With security groups, administrators can create firewall rules for TCP, UDP and/or ICMP traffic from various IP addresses and IP address ranges. They can also secure common services and ports like HTTP, HTTPS, SSH, RDP and databases like Microsoft SQL and MySQL.
For example, ports like 22 (SSH) and 3389 (RDP) should only allow access from your private network and not the entire Internet. But HTTP/HTTPS access can be allowed to come from anywhere. Here is how the new Security Group screen looks like in the AWS Console:
The entire Internet is specified as 0.0.0.0/0 in security groups. Some of the common ports you should consider restricting access to include:
- 20/21 (FTP)
- 22 (SSH)
- 3389 (RDP)
- 3306 (MySQL)
- 1433 (MSSQL Server)
- 1434 (MSSQL Monitor)
- 4333 (MSQL)
- 5432 (PostgreSQL)
- 5500 (VNC RDP)
You should only open ports that MUST be open for your service to operate.
Use SSH Keys Instead Of Passwords
Make sure your internet conversations between your PC (or web browser) and the Amazon EC2 instance is encrypted. So, if you use PuTTY or an FTP client like WinSCP, you would not be vulnerable to man-in-the-middle attacks.
When you have launched your Amazon EC2 instance, you can connect to it like any other remote server. So you could connect using both Telnet and SSH. Since Telnet transmits information in cleartext over the network, you should avoid using Telnet and instead use secure and encrypted protocols such as Secure Shell (SSH).
External link: Difference between Telnet and SSH.

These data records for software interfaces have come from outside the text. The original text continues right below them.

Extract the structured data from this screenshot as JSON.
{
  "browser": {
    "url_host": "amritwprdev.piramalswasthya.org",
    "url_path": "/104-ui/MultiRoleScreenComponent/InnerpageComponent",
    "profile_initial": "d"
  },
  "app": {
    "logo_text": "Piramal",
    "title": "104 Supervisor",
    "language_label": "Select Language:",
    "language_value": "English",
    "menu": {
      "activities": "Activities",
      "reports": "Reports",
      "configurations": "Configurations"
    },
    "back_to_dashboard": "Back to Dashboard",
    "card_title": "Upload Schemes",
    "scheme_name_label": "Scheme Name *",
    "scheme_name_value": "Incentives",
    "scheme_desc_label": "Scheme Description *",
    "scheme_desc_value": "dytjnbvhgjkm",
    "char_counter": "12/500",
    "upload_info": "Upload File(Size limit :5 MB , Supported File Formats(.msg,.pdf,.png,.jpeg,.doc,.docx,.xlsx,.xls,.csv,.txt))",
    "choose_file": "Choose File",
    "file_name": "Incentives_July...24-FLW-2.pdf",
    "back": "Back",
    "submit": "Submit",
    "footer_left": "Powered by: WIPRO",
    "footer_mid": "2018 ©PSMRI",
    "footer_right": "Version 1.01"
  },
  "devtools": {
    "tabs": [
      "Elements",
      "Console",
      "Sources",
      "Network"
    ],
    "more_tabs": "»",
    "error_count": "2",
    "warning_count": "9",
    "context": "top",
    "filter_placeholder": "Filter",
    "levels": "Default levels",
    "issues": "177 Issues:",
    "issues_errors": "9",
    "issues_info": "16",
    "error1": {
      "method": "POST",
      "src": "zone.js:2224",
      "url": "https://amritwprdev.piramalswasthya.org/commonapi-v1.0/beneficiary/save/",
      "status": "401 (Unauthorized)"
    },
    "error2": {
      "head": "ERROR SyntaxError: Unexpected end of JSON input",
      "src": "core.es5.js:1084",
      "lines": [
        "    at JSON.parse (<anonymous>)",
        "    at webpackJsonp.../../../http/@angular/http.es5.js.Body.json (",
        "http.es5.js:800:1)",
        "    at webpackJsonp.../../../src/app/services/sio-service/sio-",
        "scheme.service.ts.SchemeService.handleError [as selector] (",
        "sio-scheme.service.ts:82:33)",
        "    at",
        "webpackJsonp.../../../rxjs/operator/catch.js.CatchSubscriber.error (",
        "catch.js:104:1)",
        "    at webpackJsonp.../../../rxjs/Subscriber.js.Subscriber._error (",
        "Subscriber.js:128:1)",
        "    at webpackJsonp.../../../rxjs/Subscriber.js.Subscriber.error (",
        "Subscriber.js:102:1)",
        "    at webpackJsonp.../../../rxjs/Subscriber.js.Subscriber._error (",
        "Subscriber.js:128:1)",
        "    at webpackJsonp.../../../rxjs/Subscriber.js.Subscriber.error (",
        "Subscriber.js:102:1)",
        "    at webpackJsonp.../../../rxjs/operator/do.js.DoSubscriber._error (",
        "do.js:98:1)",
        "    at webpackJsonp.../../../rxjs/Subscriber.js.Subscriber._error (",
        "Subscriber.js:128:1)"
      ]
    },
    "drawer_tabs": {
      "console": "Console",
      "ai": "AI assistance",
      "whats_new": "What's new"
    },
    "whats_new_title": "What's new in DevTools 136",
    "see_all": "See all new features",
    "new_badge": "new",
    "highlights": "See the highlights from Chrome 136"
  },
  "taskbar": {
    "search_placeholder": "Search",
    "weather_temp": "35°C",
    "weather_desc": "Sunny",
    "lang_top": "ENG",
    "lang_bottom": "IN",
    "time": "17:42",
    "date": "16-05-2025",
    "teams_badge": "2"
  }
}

For additional security, you should use a secure authentication method like public-key authentication instead of passwords (passwords are vulnerable to many simple attacks like brute force attacks).
RELATED READING: Password Hashing, Salting And Peppering
If you launched your instance using the Amazon Linux AMI, the password authentication feature will already be disabled by default and you would have to set up a public/private key pair to SSH into the instance.
If you created your own AMI or used one from a third-party, the password authentication feature might not be disabled by default. You should verify and disable that option.
Keep Software Up To Date
Windows and Linux operating systems are supported by very active communities. So, very often, new updates/versions/patches are released to upgrade different components of the platforms. Since many of these upgrades are in response to security vulnerabilities that are continuously being discovered, it is important to always keep the software on your server up to date.
The AWS infrastructure updates the Amazon-provided AMIs on a regular basis. The easiest way to get these updates (without having to launch a new instance) is to use the built in package manager for your operating system. Windows updates for example are quite popular and easy to use. For Linux users, you could use either of these commands:
For Amazon Linux, Redhat, etc. Or:
For Debian, Ubuntu, etc.
These commands will determine the latest versions of your packages and prompt you to update them.
Other Things You Can Do
The above three EC2 security tips are probably the most important. However, you might also want to do/note the following:
- Utilize multi-factor authentication.
- Disable remote root login. Many people still do this surprisingly.
- Follow AWS standard practices.
- Audit any proprietary applications you may be running on your EC2 instance.
- Install only necessary software.
- Provide access only to those users who have a business need to be on your systems and have a procedure to revoke access when it is no longer needed.
- Provide temporary escalated privileges such as sudo for users who need to perform occasional privileged tasks.
- Review configuration settings on your packages and harden their configuration from attackers.